Task: When a line of the records below contains the string "JSON", copy that whole line.
======== Material provided ========
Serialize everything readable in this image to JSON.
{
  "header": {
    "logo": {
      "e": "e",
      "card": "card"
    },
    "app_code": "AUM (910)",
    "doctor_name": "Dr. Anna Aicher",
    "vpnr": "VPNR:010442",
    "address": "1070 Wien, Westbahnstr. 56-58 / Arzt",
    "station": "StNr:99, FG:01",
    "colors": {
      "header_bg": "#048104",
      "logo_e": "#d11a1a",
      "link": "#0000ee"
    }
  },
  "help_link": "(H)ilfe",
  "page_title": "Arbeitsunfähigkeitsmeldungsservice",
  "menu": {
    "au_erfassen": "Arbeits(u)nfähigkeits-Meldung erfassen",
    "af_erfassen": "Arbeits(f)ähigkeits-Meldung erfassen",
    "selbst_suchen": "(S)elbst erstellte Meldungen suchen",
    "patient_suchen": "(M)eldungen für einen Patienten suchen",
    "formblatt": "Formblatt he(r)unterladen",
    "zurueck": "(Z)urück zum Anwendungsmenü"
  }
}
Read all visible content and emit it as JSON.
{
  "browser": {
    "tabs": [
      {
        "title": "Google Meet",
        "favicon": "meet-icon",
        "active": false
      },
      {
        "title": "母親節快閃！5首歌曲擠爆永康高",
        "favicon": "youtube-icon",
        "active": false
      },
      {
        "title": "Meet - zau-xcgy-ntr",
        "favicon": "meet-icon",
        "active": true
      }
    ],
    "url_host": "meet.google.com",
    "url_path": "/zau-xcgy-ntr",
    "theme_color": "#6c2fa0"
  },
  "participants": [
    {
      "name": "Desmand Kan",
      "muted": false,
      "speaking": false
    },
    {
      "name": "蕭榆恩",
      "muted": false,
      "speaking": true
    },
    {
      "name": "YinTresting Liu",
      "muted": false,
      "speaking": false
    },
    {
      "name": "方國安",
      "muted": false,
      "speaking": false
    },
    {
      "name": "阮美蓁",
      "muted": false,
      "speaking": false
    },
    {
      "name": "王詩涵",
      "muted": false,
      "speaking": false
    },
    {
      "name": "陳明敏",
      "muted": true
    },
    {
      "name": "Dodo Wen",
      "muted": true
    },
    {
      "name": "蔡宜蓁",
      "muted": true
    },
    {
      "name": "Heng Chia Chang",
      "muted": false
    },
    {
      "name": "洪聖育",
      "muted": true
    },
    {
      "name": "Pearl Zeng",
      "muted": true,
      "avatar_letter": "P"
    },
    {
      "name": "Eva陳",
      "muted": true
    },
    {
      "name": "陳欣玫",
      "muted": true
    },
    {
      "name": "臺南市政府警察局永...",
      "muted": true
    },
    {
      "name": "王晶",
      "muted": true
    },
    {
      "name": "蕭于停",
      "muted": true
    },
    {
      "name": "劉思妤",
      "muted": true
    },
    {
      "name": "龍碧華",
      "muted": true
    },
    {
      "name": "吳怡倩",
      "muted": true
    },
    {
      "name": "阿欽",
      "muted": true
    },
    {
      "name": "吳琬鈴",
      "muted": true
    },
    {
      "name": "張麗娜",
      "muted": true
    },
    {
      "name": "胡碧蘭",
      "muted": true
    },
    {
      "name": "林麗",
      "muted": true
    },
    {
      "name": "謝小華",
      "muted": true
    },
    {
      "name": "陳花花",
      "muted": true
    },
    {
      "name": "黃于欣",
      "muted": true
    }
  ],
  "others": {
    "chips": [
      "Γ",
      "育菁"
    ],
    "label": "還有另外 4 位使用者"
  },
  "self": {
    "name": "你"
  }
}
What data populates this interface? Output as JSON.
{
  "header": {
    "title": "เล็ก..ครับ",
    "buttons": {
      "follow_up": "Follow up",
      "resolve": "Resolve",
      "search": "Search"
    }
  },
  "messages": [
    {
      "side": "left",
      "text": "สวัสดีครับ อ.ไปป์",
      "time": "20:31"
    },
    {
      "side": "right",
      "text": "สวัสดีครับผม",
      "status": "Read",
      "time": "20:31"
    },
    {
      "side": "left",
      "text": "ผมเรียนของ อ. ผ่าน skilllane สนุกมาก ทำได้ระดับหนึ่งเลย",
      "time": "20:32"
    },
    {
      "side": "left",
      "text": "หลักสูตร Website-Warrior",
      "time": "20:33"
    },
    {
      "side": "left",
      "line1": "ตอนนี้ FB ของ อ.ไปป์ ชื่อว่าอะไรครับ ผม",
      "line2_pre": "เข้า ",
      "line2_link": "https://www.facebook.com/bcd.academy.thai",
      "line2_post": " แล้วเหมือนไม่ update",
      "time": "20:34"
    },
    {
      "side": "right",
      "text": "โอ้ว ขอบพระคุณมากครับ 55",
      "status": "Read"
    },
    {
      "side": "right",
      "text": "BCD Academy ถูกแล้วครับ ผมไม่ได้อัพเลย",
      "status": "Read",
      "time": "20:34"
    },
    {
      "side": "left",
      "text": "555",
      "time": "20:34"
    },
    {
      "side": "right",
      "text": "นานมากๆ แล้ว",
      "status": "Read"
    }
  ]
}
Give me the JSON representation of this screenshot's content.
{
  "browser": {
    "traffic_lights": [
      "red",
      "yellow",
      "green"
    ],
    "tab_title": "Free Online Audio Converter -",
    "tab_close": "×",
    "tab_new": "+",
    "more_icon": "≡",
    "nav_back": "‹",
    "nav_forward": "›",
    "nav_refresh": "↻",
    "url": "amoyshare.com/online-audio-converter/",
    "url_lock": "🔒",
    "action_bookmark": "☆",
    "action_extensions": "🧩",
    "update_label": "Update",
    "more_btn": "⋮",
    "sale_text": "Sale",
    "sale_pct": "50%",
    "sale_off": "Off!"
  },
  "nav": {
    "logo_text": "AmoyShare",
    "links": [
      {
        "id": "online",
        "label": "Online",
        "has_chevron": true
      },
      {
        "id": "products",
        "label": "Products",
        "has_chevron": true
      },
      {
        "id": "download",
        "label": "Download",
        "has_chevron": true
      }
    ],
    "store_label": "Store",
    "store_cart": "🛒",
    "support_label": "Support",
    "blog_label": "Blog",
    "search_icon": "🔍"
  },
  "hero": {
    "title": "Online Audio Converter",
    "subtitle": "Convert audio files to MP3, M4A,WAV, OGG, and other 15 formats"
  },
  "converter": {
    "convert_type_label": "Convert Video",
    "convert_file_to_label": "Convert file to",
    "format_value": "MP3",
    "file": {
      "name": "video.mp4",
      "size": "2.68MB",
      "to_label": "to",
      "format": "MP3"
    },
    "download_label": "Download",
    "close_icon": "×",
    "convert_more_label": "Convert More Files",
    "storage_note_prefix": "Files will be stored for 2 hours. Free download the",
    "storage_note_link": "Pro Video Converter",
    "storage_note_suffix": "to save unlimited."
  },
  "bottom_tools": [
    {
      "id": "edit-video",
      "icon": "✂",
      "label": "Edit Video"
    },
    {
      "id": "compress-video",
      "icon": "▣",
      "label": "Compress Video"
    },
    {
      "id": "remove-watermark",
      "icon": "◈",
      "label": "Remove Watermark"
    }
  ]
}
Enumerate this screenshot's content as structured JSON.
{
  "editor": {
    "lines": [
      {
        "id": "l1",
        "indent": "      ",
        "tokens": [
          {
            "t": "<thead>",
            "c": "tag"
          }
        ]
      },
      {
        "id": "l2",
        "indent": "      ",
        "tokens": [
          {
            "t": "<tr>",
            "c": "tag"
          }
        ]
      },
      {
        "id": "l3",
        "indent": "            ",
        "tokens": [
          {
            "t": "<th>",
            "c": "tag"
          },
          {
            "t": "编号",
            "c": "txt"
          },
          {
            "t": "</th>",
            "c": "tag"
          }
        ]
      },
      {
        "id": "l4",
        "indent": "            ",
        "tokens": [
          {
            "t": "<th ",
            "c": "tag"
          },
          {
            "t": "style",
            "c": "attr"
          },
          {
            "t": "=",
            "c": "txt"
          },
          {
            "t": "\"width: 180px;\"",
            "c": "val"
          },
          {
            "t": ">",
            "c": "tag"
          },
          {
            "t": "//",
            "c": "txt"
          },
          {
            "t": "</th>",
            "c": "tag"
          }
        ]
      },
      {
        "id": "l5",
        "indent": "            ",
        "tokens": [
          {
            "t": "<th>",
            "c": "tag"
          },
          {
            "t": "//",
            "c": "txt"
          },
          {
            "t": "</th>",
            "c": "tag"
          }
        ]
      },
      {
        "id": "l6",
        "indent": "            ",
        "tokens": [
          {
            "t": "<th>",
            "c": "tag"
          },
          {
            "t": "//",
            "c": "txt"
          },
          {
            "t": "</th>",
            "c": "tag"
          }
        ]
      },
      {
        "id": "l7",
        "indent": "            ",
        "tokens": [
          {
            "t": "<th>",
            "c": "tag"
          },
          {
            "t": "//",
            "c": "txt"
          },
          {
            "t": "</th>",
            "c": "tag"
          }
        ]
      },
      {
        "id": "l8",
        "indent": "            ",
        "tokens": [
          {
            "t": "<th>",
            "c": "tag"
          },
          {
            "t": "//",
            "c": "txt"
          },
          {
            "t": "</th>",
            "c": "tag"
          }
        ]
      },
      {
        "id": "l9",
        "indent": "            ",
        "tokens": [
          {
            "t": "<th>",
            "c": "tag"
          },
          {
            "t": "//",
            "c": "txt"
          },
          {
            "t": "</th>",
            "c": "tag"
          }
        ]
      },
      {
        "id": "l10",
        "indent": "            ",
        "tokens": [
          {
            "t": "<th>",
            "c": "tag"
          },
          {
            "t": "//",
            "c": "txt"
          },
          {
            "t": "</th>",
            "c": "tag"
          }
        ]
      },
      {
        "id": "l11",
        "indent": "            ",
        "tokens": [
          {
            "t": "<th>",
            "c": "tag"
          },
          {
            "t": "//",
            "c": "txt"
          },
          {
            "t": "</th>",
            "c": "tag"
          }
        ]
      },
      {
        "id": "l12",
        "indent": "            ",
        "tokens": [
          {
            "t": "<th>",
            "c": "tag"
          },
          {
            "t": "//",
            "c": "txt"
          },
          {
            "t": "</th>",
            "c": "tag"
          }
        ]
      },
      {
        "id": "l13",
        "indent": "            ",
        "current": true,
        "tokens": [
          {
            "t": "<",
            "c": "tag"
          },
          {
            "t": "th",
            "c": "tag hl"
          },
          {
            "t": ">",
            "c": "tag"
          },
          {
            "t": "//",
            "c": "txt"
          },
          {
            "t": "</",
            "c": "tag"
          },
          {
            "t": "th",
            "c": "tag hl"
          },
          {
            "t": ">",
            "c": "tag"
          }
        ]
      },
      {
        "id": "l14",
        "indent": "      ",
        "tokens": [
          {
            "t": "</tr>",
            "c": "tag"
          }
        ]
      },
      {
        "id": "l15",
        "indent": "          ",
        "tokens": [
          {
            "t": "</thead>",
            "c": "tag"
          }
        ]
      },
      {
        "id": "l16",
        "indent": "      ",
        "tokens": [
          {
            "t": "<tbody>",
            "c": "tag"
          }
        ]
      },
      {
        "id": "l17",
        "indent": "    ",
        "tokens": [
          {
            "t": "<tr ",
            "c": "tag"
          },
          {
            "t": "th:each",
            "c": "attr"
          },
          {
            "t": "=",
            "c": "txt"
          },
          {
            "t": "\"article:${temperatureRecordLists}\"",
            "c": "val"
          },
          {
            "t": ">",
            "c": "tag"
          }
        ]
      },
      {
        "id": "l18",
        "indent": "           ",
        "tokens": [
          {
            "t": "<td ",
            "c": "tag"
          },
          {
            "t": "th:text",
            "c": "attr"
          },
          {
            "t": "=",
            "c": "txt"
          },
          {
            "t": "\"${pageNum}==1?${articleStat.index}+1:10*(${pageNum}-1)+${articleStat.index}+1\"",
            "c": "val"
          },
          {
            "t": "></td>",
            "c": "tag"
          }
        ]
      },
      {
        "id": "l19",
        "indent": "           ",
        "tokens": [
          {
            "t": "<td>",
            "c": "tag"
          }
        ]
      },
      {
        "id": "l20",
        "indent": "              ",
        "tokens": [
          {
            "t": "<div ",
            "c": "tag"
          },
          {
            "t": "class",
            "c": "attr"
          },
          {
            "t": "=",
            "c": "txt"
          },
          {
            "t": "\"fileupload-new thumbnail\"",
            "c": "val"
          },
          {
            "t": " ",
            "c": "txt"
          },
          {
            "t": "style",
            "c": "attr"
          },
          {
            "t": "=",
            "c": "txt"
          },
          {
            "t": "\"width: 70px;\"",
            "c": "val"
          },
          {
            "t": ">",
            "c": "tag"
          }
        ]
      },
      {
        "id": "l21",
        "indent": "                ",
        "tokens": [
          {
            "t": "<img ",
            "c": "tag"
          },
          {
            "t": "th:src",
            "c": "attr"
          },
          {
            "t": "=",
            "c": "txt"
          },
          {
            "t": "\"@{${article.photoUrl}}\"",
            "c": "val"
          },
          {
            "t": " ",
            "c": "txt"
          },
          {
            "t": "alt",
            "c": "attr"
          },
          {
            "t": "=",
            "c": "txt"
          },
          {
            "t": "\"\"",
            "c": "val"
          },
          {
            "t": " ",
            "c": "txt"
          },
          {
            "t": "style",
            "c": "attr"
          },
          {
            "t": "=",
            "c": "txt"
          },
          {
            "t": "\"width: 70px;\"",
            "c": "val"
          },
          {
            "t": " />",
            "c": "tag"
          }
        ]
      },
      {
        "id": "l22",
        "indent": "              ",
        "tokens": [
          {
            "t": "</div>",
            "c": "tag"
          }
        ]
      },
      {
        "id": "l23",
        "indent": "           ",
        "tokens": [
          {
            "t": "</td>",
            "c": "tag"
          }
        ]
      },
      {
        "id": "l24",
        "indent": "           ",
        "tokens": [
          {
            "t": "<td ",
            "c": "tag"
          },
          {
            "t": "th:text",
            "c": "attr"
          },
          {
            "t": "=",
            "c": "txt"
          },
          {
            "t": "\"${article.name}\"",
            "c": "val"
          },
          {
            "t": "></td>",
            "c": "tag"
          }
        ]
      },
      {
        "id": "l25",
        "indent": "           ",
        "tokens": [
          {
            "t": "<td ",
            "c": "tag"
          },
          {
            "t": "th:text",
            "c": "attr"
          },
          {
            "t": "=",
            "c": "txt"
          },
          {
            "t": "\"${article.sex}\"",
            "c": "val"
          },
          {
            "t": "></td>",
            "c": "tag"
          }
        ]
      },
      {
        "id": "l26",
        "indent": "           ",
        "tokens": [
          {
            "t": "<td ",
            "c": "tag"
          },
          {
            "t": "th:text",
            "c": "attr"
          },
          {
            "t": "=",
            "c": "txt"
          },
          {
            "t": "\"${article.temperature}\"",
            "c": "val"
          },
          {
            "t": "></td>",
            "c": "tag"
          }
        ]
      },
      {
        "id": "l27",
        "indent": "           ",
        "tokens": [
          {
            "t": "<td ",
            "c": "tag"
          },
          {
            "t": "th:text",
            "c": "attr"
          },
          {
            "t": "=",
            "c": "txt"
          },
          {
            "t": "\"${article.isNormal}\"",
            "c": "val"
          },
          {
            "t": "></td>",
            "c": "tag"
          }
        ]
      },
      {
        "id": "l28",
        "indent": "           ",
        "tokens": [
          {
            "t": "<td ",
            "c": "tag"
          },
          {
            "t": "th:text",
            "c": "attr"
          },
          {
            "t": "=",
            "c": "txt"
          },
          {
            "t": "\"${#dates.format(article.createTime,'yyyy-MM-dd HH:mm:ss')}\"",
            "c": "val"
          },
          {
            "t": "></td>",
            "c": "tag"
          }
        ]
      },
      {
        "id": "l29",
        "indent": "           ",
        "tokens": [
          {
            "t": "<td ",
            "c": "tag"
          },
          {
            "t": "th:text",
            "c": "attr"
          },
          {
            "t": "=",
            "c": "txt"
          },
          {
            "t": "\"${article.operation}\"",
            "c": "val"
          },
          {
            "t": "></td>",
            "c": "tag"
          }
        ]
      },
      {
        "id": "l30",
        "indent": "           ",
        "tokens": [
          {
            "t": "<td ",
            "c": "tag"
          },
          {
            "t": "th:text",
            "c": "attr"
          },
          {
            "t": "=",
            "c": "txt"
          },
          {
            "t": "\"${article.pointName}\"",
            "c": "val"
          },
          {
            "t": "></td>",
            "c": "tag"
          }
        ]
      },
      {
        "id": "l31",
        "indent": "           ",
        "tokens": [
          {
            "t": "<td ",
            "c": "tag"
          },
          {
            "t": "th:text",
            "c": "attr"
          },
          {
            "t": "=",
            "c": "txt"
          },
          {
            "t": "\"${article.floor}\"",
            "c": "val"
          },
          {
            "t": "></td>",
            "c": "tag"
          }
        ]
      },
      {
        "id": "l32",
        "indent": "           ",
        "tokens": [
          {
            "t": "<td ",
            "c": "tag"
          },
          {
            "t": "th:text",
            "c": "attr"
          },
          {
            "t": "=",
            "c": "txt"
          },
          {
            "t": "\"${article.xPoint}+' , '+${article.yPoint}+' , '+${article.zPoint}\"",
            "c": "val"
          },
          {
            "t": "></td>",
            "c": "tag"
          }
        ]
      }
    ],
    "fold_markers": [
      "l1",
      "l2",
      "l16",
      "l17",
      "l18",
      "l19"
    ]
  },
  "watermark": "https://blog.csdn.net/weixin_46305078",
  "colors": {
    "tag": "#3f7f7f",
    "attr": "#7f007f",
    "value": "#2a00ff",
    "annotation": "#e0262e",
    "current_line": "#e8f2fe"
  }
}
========
Solved exercise:
Serialize everything readable in this image to JSON.
Read all visible content and emit it as JSON.
What data populates this interface? Output as JSON.
Give me the JSON representation of this screenshot's content.
Enumerate this screenshot's content as structured JSON.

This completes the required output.